Sometimes, the Center is the only place parents have to go for emotional support when they are losing a child. Dr. Brooks relates the story of Achmed from Gaza, who has a rare genetic illness, which is almost always fatal. Achmed was brought to Hadassah with the hope that a bone marrow transplant might save him. When it became clear that he was not a candidate for this treatment, he was referred to the HPPSCC, where the staff helped the parents to understand that the focus now needed to be on making Achmed as comfortable as possible and maximizing the quality of his life. The family faced many challenges, especially because it was difficult to provide Achmed with all the care he needed in war-torn Gaza. HPPSCC was able to set up a care plan that allowed Achmed to return home. Despite Achmed being in Gaza, Dr. Brooks comments that “we receive messages and pictures of Achmed almost on a daily basis, and we have managed to send medical supplies to the family.”

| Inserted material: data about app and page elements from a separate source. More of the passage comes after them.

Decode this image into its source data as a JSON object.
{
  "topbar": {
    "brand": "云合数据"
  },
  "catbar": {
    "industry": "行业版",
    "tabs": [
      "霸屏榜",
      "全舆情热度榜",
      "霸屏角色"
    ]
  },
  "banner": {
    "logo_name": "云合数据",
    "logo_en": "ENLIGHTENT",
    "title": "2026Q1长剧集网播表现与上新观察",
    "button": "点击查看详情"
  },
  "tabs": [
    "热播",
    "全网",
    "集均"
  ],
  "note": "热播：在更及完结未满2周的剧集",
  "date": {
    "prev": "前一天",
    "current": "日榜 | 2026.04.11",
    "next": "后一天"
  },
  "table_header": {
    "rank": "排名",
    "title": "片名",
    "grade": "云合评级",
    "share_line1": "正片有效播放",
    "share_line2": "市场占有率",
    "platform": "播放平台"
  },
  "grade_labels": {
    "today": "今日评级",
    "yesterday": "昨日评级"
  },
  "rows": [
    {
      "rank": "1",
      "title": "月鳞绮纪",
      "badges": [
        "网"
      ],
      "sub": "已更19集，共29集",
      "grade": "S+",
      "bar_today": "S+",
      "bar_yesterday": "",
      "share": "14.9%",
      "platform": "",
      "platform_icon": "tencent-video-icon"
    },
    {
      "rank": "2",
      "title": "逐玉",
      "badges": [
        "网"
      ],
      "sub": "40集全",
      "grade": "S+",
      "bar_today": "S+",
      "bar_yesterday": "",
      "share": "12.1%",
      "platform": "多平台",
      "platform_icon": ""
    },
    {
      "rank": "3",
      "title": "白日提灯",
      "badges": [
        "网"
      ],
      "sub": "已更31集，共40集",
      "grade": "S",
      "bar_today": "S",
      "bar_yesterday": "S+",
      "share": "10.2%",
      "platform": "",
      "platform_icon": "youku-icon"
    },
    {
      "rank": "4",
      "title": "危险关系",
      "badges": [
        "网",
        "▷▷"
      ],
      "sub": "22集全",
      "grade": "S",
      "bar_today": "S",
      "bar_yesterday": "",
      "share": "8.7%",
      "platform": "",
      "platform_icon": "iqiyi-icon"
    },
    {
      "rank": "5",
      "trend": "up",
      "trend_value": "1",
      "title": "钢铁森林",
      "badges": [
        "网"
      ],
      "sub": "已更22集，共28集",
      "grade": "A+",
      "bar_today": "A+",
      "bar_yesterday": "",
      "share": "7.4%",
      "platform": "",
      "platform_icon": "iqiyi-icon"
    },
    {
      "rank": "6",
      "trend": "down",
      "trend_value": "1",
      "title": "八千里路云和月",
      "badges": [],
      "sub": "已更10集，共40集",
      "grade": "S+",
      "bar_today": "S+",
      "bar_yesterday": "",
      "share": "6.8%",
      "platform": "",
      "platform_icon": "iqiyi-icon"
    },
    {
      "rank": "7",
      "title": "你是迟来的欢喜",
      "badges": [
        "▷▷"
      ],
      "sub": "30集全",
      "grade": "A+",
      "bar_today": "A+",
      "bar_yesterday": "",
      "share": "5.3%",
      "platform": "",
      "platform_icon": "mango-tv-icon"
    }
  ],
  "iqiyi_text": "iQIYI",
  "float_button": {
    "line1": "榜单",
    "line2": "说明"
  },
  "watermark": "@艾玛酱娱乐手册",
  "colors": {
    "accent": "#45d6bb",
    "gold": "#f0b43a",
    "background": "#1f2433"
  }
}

While many of the children followed by the HPPSCC pass away, sometimes, there are happier endings--as with Moshe. At one month of age, Moshe had a severe feeding problem and suffered from “failure to thrive” syndrome. The cause was unknown, as is the case for many of the children that are followed at the Center. Based on a multidisciplinary approach developed by members of the HPPSCC staff, Moshe, now 18 months old, is thriving. He still faces many challenges, but progress is being made on all fronts.
Because of the close relationship between parents and staff and the approachability of team members, often a phone consultation may help the parents understand that they don’t need to come to the hospital immediately. This often translates into fewer hospitalizations for the child.
While HPPSCC staff offer their expertise and advice, the philosophy at HPPSCC is that parents know their children best. “Usually, they are spot on,” says Dr. Brooks and we place the parents at the center of the decision-making process. “That’s one of the reasons parents are happy and grateful to the Center.”
It is the vision of the Center to have a program for siblings, which is currently being developed. HPPSCC staff are preparing culturally appropriate, multilingual audiovisual and written material for families-- including siblings. Dr. Brooks also has her sights on a website just for siblings, as well as a designated room for parents and siblings to just come and “chill out.”
Looking a little further ahead, Dr. Brooks has a wish list, which includes home visits to patients and working in collaboration with home physicians and home hospice programs. The goal is to be there for the family in times of need and to provide them with the coping tools to navigate the challenging terrain of serious illness.